**Saved data entries:**
* * *
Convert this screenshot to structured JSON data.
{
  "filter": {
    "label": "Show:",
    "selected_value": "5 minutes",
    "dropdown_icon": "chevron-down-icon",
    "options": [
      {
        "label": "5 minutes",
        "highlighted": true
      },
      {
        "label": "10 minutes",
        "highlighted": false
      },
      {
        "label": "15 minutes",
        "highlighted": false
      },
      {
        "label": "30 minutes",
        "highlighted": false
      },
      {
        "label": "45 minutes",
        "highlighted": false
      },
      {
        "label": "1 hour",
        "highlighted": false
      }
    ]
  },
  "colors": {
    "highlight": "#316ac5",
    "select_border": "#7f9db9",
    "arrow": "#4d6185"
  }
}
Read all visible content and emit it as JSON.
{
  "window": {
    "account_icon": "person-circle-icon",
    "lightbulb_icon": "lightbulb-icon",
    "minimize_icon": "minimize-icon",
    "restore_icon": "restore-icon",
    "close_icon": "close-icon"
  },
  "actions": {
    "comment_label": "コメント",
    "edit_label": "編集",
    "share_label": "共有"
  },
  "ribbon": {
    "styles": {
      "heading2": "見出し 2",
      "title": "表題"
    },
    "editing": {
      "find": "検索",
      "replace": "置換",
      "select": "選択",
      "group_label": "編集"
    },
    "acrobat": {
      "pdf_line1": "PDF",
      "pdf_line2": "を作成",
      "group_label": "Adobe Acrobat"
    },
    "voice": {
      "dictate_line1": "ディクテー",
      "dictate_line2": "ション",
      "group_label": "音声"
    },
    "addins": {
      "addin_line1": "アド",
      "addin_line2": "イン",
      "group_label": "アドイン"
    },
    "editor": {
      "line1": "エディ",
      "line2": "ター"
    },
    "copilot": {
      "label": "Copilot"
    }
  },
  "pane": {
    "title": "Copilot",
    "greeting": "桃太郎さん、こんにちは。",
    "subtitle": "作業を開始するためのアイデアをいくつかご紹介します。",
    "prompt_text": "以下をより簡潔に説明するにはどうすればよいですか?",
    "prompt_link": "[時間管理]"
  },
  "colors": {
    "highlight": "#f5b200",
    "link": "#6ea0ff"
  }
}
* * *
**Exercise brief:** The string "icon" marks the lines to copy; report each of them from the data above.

**Result:**
    "dropdown_icon": "chevron-down-icon",
    "account_icon": "person-circle-icon",
    "lightbulb_icon": "lightbulb-icon",
    "minimize_icon": "minimize-icon",
    "restore_icon": "restore-icon",
    "close_icon": "close-icon"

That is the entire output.